For a long time things had stayed pretty peaceful. There were, of course, disagreements among customers. Sometimes one jerk would make a slightly clumsy and usually drunken pass at another jerk’s wife or girlfriend. Or some other jerk would make a stupid remark that would piss yet another jerk off . Maybe the disagreement grew out of somebody spilling somebody else’s beer and refusing to apologize or pay for it. Maybe it grew out of nothing.
Frequently these disagreements led first to nasty remarks and then to fisticuffs. But things didn’t usually get too far out of hand because everybody knew the barkeep kept a 34 inch, solid ash Louisville Slugger under the bar and wasn’t afraid to use it to keep unruly or overly aggressive customers under control and convince them that it was time to go home before any real damage was done either to themselves or to others.
Then, weirdly, after the Newtown, Connecticut massacre, everything changed. And not in the way one would have expected. Among other weird outcomes, the State of Georgia passed a “carry anywhere” law that allowed people to openly carry guns into bars, hospitals, schools or pretty much anywhere else they wanted. More or less at the same time twenty-three out of the fifty states approved “stand your ground” laws like the one that led to the death of teenager Trayvon Martin in Florida.
What that meant for the dreary little hangout on the edge of town was that many, maybe most, of the customers were packing heat. Which in turn meant anytime one of the drunks got pissed off, the barkeep’s Louisville Slugger didn’t cut much ice.
All the drunk had to do was pull his gun before the other drunk could pull his and bang-bang, just like that, somebody was dead.
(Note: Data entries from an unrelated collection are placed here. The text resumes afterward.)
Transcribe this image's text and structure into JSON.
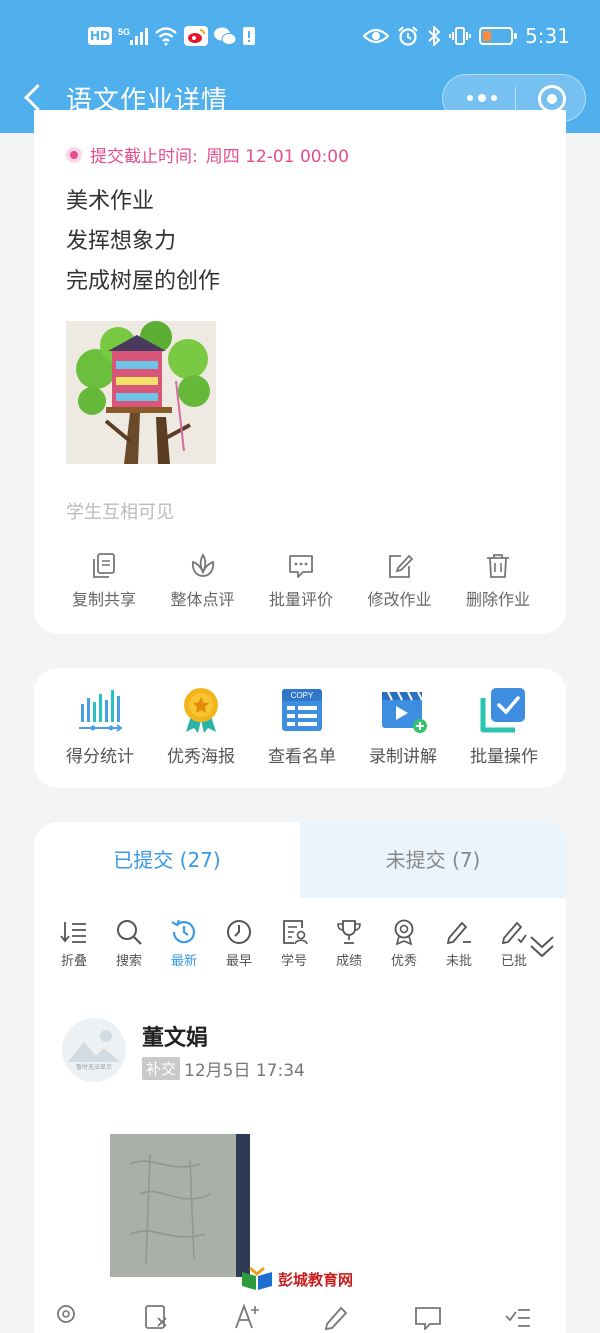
{
  "status_bar": {
    "hd": "HD",
    "signal": "5G",
    "time": "5:31"
  },
  "nav": {
    "title": "语文作业详情"
  },
  "assignment": {
    "deadline_label": "提交截止时间:",
    "deadline_value": "周四 12-01 00:00",
    "lines": [
      "美术作业",
      "发挥想象力",
      "完成树屋的创作"
    ],
    "visibility_note": "学生互相可见",
    "actions": [
      {
        "label": "复制共享",
        "icon": "copy-icon"
      },
      {
        "label": "整体点评",
        "icon": "lotus-icon"
      },
      {
        "label": "批量评价",
        "icon": "comment-icon"
      },
      {
        "label": "修改作业",
        "icon": "edit-icon"
      },
      {
        "label": "删除作业",
        "icon": "trash-icon"
      }
    ]
  },
  "tools": [
    {
      "label": "得分统计",
      "icon": "bar-chart-icon"
    },
    {
      "label": "优秀海报",
      "icon": "medal-icon"
    },
    {
      "label": "查看名单",
      "icon": "copy-list-icon"
    },
    {
      "label": "录制讲解",
      "icon": "video-icon"
    },
    {
      "label": "批量操作",
      "icon": "checkbox-icon"
    }
  ],
  "tabs": {
    "submitted": "已提交 (27)",
    "not_submitted": "未提交 (7)"
  },
  "filters": [
    {
      "label": "折叠",
      "icon": "collapse-icon"
    },
    {
      "label": "搜索",
      "icon": "search-icon"
    },
    {
      "label": "最新",
      "icon": "clock-back-icon",
      "active": true
    },
    {
      "label": "最早",
      "icon": "clock-icon"
    },
    {
      "label": "学号",
      "icon": "id-card-icon"
    },
    {
      "label": "成绩",
      "icon": "trophy-icon"
    },
    {
      "label": "优秀",
      "icon": "badge-icon"
    },
    {
      "label": "未批",
      "icon": "pen-icon"
    },
    {
      "label": "已批",
      "icon": "pen-check-icon"
    }
  ],
  "submission": {
    "student_name": "董文娟",
    "tag": "补交",
    "time": "12月5日 17:34",
    "avatar_caption": "暂时无法显示"
  },
  "watermark": "彭城教育网",
  "colors": {
    "primary": "#50b0ee",
    "accent": "#3a9ae6",
    "deadline": "#e64d8f"
  }
}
And because the one who was still alive could say he thought he was being threatened by the one who was dead, no crime had been committed. In other words legalized murder. And cops like Mike McCabe or Maggie Savage couldn’t do a damned thing about it.
In places like Georgia, I suspect the body count has only begun to rise. But never fear, legalized murder in America is just getting started as a growth industry. Where it will stop no one can predict. For those of you interested in such things, here’s a list of the states that have passed both open carry and “Stand your ground” laws. Read it and weep.